For the EFA movement to advance, the international community, donors and national governments need to make concerted efforts both to increase funding for education and institutionalize the policy reforms needed for quality education systems to thrive.
But this is not enough. We face a situation in which using the same techniques is not going to be sufficient for the challenges that we face. If we are to reach EFA by 2015, we must radically change our plan of action and pick up the pace of our construction schedule. The first step is to clearly map the role of each EFA partner--to build on each institution's competitive advantage, avoid duplication of efforts and identify gaps that need to be filled.
Last year, UNESCO's Executive Board asked the Director-General to "intensify consultations and high-level dialogue with key international stakeholders, particularly the World Bank, UNICEF, and UNFPA, to agree on the specific roles, responsibilities and contributions of each stakeholder for the period 2005-2015 in achieving the EFA Goals." By improving coordination at the international level, we will achieve more effective and targeted action on the ground at the country level.
To do this, UNESCO is coordinating a consultative process aimed at developing a Global Action Plan to achieve the EFA goals. This plan is aimed at greater harmonization and alignment in the approaches of multi-lateral organizations towards EFA. Five key themes serve as the mortar for our project:
Mobilizing additional financial resources; Ensuring the effective use of development aid for EFA; Developing capacity at the country level; Communicating the critical role of education in sustainable development; and Strengthening mutual accountability through monitoring and transparency. The key arena for EFA action is, of course, at the country level. If EFA is the overall blueprint, then each country must develop its own floor-plan according to its contextual needs including methods, approaches, timing, costing and allocation of resources. To develop these educational policies and plans, each country needs regular, focused and high quality support from the international community.
Since its creation in the aftermath of the Second World War, UNESCO has stood proud in its commitment to education and advocated for effective national educational strategies and plans. As the financial, economic and social aspects of sustainable development and educational strategies become increasingly intertwined, UNESCO must continue to act as an intellectual leader, an honest broker, and clearinghouse for ideas, propelling both countries and the international community in the right direction.

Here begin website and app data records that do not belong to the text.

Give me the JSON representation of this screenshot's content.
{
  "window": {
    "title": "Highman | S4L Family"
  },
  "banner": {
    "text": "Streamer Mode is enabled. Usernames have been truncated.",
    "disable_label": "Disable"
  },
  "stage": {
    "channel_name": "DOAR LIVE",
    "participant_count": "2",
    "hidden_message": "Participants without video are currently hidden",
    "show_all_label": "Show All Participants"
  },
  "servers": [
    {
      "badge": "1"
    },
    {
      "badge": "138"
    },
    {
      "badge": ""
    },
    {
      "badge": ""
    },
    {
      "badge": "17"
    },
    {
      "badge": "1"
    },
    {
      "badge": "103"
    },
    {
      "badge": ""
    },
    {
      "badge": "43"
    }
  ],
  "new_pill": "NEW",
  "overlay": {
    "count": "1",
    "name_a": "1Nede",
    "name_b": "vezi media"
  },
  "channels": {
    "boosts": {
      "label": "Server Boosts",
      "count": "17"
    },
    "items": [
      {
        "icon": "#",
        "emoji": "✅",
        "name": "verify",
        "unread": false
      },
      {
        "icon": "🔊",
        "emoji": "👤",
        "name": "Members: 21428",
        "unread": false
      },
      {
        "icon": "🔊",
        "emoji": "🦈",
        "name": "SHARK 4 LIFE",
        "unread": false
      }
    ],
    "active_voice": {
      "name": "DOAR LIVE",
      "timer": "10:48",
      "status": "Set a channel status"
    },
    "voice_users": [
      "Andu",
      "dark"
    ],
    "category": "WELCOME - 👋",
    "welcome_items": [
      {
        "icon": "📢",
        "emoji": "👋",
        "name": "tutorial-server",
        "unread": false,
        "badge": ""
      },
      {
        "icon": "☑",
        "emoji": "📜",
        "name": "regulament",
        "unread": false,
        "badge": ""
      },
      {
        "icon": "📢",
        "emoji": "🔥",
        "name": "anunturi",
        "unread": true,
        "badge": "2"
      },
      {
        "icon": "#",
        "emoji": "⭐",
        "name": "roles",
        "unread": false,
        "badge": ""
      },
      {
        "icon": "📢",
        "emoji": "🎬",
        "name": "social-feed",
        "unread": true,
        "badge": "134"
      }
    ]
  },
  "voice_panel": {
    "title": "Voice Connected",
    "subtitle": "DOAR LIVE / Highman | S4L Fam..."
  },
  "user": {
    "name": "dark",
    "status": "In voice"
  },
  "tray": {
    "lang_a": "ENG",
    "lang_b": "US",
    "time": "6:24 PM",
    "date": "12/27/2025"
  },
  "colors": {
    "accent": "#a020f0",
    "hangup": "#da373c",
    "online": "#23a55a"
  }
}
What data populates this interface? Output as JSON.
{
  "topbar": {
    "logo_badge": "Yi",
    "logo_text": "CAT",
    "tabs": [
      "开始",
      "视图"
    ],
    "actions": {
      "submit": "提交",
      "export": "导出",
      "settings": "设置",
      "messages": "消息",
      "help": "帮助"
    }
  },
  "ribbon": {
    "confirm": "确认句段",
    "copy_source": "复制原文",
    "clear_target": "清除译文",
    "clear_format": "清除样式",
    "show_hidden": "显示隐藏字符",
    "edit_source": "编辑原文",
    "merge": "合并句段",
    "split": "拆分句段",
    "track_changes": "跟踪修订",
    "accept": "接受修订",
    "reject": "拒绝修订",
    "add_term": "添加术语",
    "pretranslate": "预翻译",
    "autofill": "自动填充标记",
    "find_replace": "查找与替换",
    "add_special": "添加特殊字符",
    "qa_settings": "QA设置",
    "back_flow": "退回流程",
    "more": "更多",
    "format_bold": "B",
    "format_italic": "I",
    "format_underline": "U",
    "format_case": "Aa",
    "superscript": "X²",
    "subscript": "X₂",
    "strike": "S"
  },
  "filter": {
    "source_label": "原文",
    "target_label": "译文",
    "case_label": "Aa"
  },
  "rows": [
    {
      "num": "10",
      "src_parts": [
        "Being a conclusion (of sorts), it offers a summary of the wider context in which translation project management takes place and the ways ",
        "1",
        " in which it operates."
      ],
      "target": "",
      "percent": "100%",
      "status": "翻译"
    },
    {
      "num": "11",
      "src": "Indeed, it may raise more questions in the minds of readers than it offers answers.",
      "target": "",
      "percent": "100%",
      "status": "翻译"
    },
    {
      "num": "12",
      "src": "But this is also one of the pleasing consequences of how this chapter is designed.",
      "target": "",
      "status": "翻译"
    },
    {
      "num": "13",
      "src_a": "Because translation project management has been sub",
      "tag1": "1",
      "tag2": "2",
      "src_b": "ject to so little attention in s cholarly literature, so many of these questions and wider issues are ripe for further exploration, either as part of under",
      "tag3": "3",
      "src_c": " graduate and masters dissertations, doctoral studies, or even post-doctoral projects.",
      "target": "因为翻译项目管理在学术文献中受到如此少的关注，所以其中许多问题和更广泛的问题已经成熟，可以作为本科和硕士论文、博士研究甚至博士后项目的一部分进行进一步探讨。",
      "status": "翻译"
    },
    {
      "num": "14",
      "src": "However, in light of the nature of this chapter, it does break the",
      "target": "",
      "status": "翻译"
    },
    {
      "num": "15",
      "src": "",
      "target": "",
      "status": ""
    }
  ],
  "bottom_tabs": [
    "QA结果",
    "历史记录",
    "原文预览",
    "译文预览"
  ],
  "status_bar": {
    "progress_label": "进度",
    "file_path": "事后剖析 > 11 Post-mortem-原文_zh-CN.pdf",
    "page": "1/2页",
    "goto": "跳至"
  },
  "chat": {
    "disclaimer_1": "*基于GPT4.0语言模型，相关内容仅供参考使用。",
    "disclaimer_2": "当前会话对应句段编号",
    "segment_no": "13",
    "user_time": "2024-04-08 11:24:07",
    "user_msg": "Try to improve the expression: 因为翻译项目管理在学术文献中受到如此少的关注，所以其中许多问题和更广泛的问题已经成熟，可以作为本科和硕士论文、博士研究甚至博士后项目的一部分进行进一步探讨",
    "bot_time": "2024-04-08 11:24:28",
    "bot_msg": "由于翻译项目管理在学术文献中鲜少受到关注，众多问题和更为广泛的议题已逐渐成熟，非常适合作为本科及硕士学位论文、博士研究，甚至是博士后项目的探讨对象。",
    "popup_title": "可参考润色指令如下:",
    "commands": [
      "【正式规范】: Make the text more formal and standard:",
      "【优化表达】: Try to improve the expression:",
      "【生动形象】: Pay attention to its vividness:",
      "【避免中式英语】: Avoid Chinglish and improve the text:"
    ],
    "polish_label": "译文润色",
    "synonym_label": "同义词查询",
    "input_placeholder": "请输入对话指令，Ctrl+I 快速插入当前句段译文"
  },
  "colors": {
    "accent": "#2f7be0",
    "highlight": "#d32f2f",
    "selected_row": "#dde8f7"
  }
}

We are standing on a threshold, where our current actions will shape the world for centuries to come. In creating a sustainable future, countries cannot forget that the primary building block for change is learning. Frank Lloyd Wright once said, "Noble life demands a noble architecture for noble uses of noble men." With Education for All, we can construct the most ambitious and noblest work of architecture that humanity has ever seen. We cannot allow this opportunity slip from our fingers.
Dr. Peter Smith is the Assistant Director-General for Education at the United Nations Education, Scientific and Culture Organization (UNESCO). He is founding president of California State University-Monterey Bay and a former member of the United States Congress.